In addition to being aware of common symptoms of a heart attack, women are encouraged to learn and take steps to help prevent heart disease altogether. Use these tips to lower your risk of suffering a heart attack: Read more
The looming winter storm projected for our area on Tuesday Feb. 4-Wednesday Feb. 5, could potentially leave behind many inches of the white stuff that is causing many of us to scream s-NOOOO-w! The DuPage County Health Department is reminding residents to take certain precautions when shoveling snow in order to stay safe and healthy.
- Warm up your muscles. Shoveling can be a vigorous activity. Before you begin, warm up your muscles for 10 minutes with light exercise.
- Pace yourself. Take frequent breaks and replenish fluids to prevent dehydration. If you experience chest pain, shortness of breath or other signs of a heart attack, seek emergency care.
- Use a shovel that is comfortable for your height and strength. Do not use a shovel that is too heavy or too long for you. Consider buying a shovel that is specially designed to prevent too much stooping. Space your hands on the tool grip to increase your leverage.
- When possible, push the snow instead of lifting it. If you must lift, take small amounts of snow, and lift it with your legs: Squat with your legs apart, knees bent and back straight. Lift by straightening your legs, without bending at the waist. Then walk to where you want to dump the snow; holding a shovelful of snow with your arms outstretched puts too much weight on your spine.
Do not throw the snow over your shoulder or to the side. This requires a twisting motion that stresses your back.
Marilynn Marchione in an Associated Press article on January 24, 2014 shared that Bert and Ernie jump rope and munch apples and carrots, and Cookie Monster has his namesake treat once a week, not every day. Can a Muppets mini-makeover improve kids’ health, too?
A three-year experiment in South America suggests it can. Now, the Sesame Street project is coming to the United States.
Already, a test run in a New York City preschool has seen results: Four-year-old Jahmeice Strowder got her mom to make cauliflower for the first time in her life. A classmate, Bryson Payne, bugged his dad for a banana every morning and more salads. A parent brought home a loaf of bread instead of Doritos. Read more
The DuPage County Health Department’s dental clinic will be participating in the American Dental Association’s 12th annual “Give Kids A Smile Day” by offering free dental screenings to children aged 1-18 on Friday, February 7, 2014 from 9am-3:30pm.
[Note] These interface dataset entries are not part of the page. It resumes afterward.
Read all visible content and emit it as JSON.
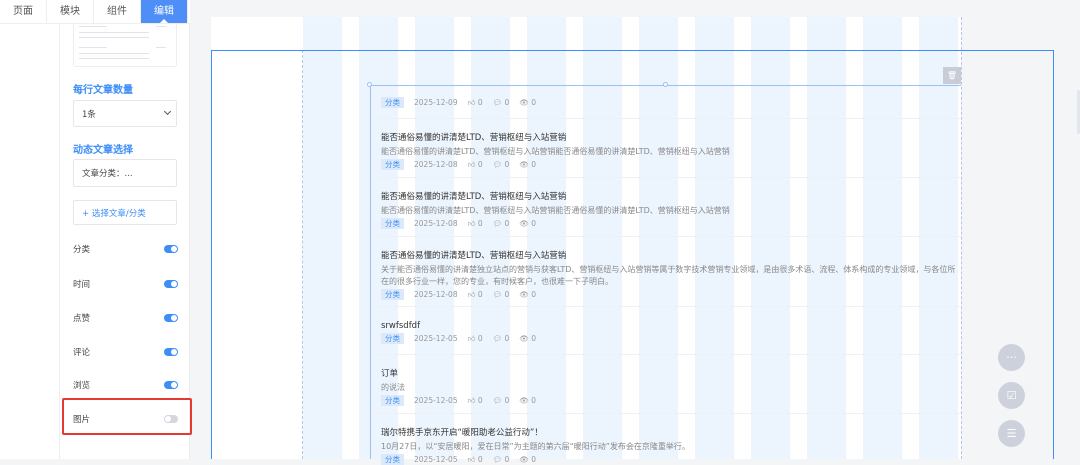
{
  "tabs": [
    "页面",
    "模块",
    "组件",
    "编辑"
  ],
  "settings": {
    "per_row_label": "每行文章数量",
    "per_row_value": "1条",
    "dynamic_label": "动态文章选择",
    "category_value": "文章分类：...",
    "select_button": "+ 选择文章/分类",
    "toggles": [
      {
        "label": "分类",
        "on": true
      },
      {
        "label": "时间",
        "on": true
      },
      {
        "label": "点赞",
        "on": true
      },
      {
        "label": "评论",
        "on": true
      },
      {
        "label": "浏览",
        "on": true
      },
      {
        "label": "图片",
        "on": false
      }
    ]
  },
  "articles": [
    {
      "title": "",
      "desc": "",
      "tag": "分类",
      "date": "2025-12-09",
      "likes": "0",
      "comments": "0",
      "views": "0"
    },
    {
      "title": "能否通俗易懂的讲清楚LTD、营销枢纽与入站营销",
      "desc": "能否通俗易懂的讲清楚LTD、营销枢纽与入站营销能否通俗易懂的讲清楚LTD、营销枢纽与入站营销",
      "tag": "分类",
      "date": "2025-12-08",
      "likes": "0",
      "comments": "0",
      "views": "0"
    },
    {
      "title": "能否通俗易懂的讲清楚LTD、营销枢纽与入站营销",
      "desc": "能否通俗易懂的讲清楚LTD、营销枢纽与入站营销能否通俗易懂的讲清楚LTD、营销枢纽与入站营销",
      "tag": "分类",
      "date": "2025-12-08",
      "likes": "0",
      "comments": "0",
      "views": "0"
    },
    {
      "title": "能否通俗易懂的讲清楚LTD、营销枢纽与入站营销",
      "desc": "关于能否通俗易懂的讲清楚独立站点的营销与获客LTD、营销枢纽与入站营销等属于数字技术营销专业领域，是由很多术语、流程、体系构成的专业领域，与各位所在的很多行业一样，您的专业，有时候客户，也很难一下子明白。",
      "tag": "分类",
      "date": "2025-12-08",
      "likes": "0",
      "comments": "0",
      "views": "0"
    },
    {
      "title": "srwfsdfdf",
      "desc": "",
      "tag": "分类",
      "date": "2025-12-05",
      "likes": "0",
      "comments": "0",
      "views": "0"
    },
    {
      "title": "订单",
      "desc": "的说法",
      "tag": "分类",
      "date": "2025-12-05",
      "likes": "0",
      "comments": "0",
      "views": "0"
    },
    {
      "title": "瑞尔特携手京东开启“暖阳助老公益行动”！",
      "desc": "10月27日，以“安居暖阳，爱在日常”为主题的第六届“暖阳行动”发布会在京隆重举行。",
      "tag": "分类",
      "date": "2025-12-05",
      "likes": "0",
      "comments": "0",
      "views": "0"
    }
  ]
}
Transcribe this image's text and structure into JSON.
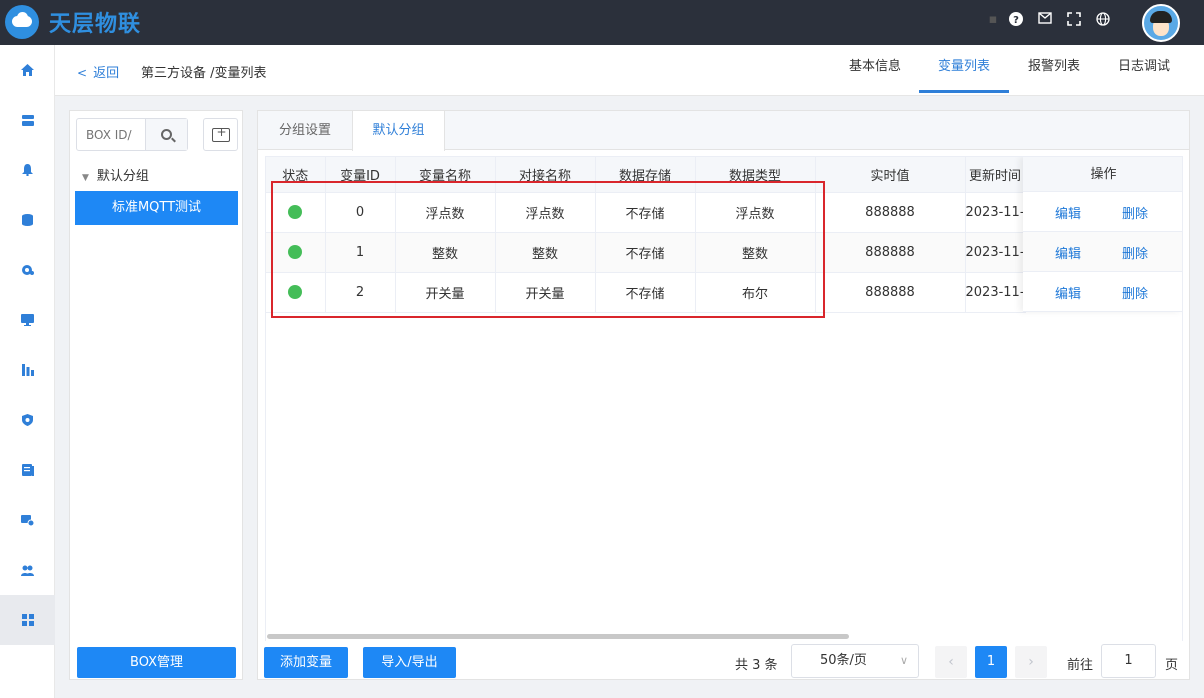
{
  "app": {
    "logo_text": "天层物联"
  },
  "header": {
    "back_label": "返回",
    "breadcrumb": "第三方设备 /变量列表",
    "tabs": [
      {
        "label": "基本信息",
        "active": false
      },
      {
        "label": "变量列表",
        "active": true
      },
      {
        "label": "报警列表",
        "active": false
      },
      {
        "label": "日志调试",
        "active": false
      }
    ]
  },
  "nav": {
    "icons": [
      "home-icon",
      "dashboard-icon",
      "bell-icon",
      "database-icon",
      "settings-icon",
      "monitor-icon",
      "chart-icon",
      "shield-icon",
      "document-icon",
      "device-icon",
      "users-icon",
      "grid-icon"
    ],
    "active_index": 11
  },
  "tree": {
    "search_placeholder": "BOX ID/",
    "group_label": "默认分组",
    "selected_node": "标准MQTT测试",
    "box_button": "BOX管理"
  },
  "group_tabs": [
    {
      "label": "分组设置",
      "active": false
    },
    {
      "label": "默认分组",
      "active": true
    }
  ],
  "table": {
    "columns": [
      "状态",
      "变量ID",
      "变量名称",
      "对接名称",
      "数据存储",
      "数据类型",
      "实时值",
      "更新时间",
      "操作"
    ],
    "rows": [
      {
        "status": "online",
        "id": "0",
        "name": "浮点数",
        "dock_name": "浮点数",
        "storage": "不存储",
        "type": "浮点数",
        "value": "888888",
        "updated": "2023-11-"
      },
      {
        "status": "online",
        "id": "1",
        "name": "整数",
        "dock_name": "整数",
        "storage": "不存储",
        "type": "整数",
        "value": "888888",
        "updated": "2023-11-"
      },
      {
        "status": "online",
        "id": "2",
        "name": "开关量",
        "dock_name": "开关量",
        "storage": "不存储",
        "type": "布尔",
        "value": "888888",
        "updated": "2023-11-"
      }
    ],
    "edit_label": "编辑",
    "delete_label": "删除"
  },
  "footer": {
    "add_button": "添加变量",
    "import_export_button": "导入/导出",
    "total_text": "共 3 条",
    "page_size": "50条/页",
    "current_page": "1",
    "goto_label": "前往",
    "goto_value": "1",
    "goto_unit": "页"
  },
  "colors": {
    "primary": "#1e88f5",
    "topbar": "#2b303b",
    "status_online": "#44bd58",
    "highlight": "#d9262c"
  }
}
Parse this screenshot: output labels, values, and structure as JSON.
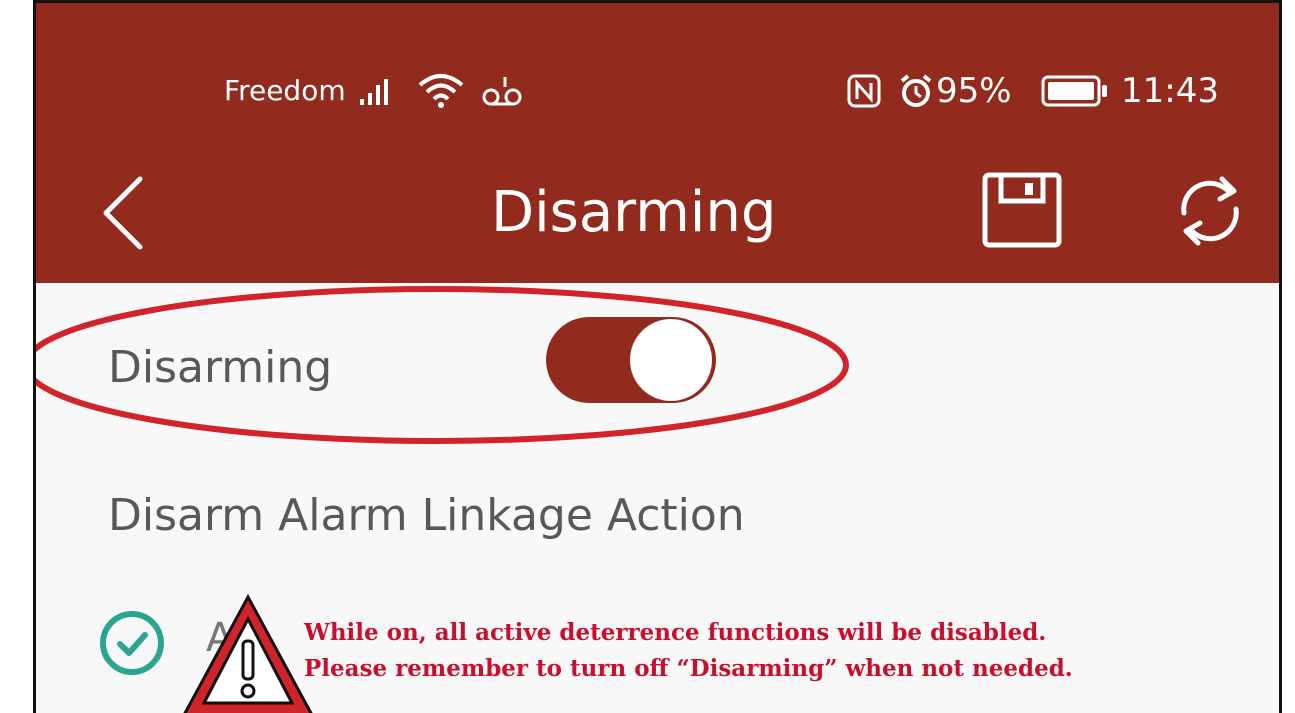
{
  "status_bar": {
    "carrier": "Freedom",
    "battery": "95%",
    "time": "11:43",
    "icons": [
      "signal-icon",
      "wifi-icon",
      "voicemail-icon",
      "nfc-icon",
      "alarm-clock-icon",
      "battery-icon"
    ]
  },
  "header": {
    "title": "Disarming",
    "back_icon": "chevron-left-icon",
    "save_icon": "floppy-disk-icon",
    "refresh_icon": "refresh-icon",
    "color": "#922a1e"
  },
  "settings": {
    "disarming_label": "Disarming",
    "disarming_enabled": true,
    "section_title": "Disarm Alarm Linkage Action",
    "first_item_partial": "A"
  },
  "annotation": {
    "line1": "While on, all active deterrence functions will be disabled.",
    "line2": "Please remember to turn off “Disarming” when not needed.",
    "color": "#c8102e"
  }
}
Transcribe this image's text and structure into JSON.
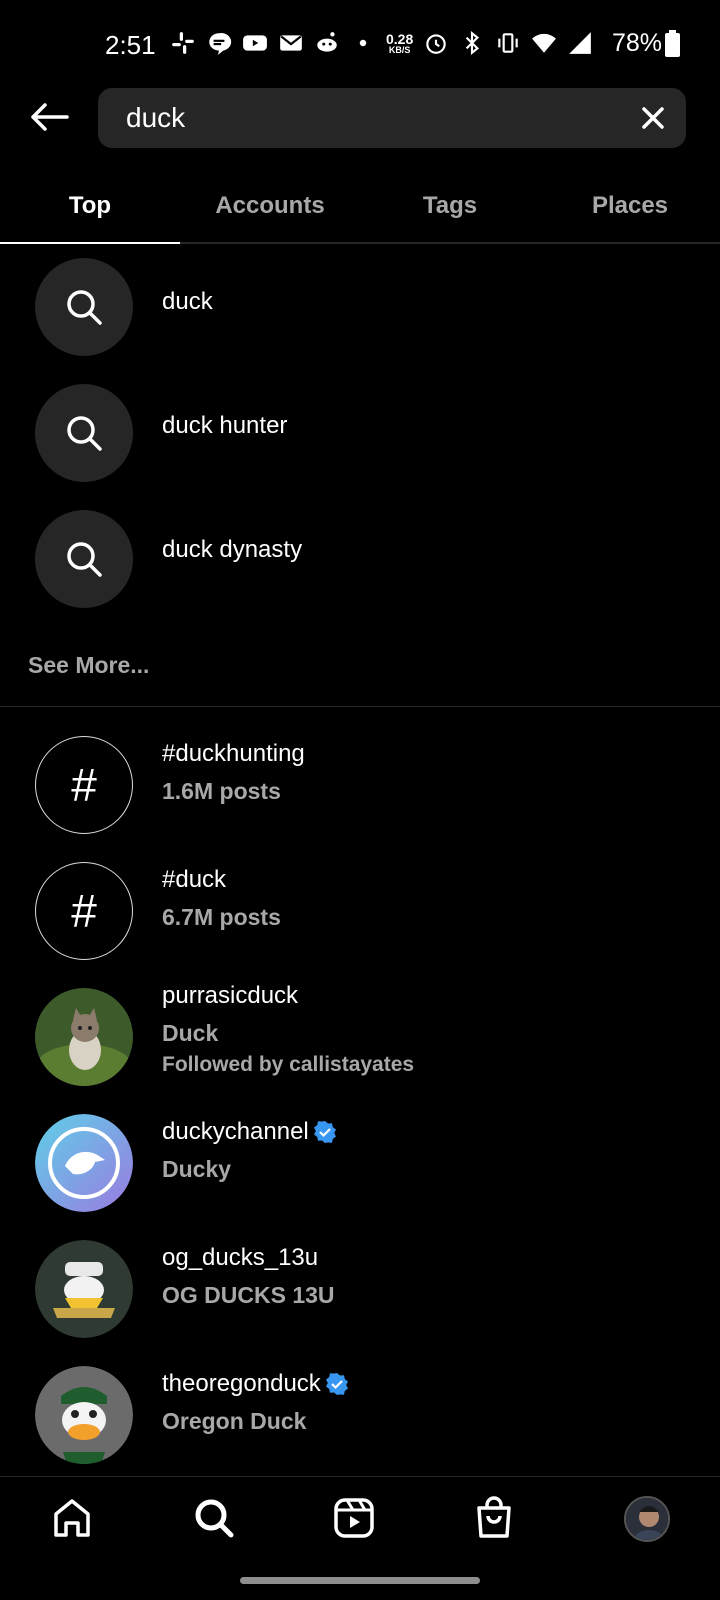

The free dental screenings will be offered in the Health Department’s Smile Squad, a state of the art mobile dental clinic that travels throughout DuPage County serving children who need dental services.
This event will take place at two locations in the county:
DuPage Children’s Museum-301 N. Washington St. Naperville
DuPage County Health Department-111 N. County Farm Rd. Wheaton
Patients who receive free services at the Children’s Museum location will also receive a coupon to enjoy the museum after their screening or at a later date. (good for one adult admission with one paid child admission).
This event is part of the national “Give Kids A Smile Day” sponsored by the American Dental Association (ADA). The ADA began the Give Kids A Smile program in 2003 as a way for dentists to join with others in the community to provide dental services to underserved children. Dentists and other team members volunteer their time, and services, to provide screenings, treatments and education to children throughout the United States.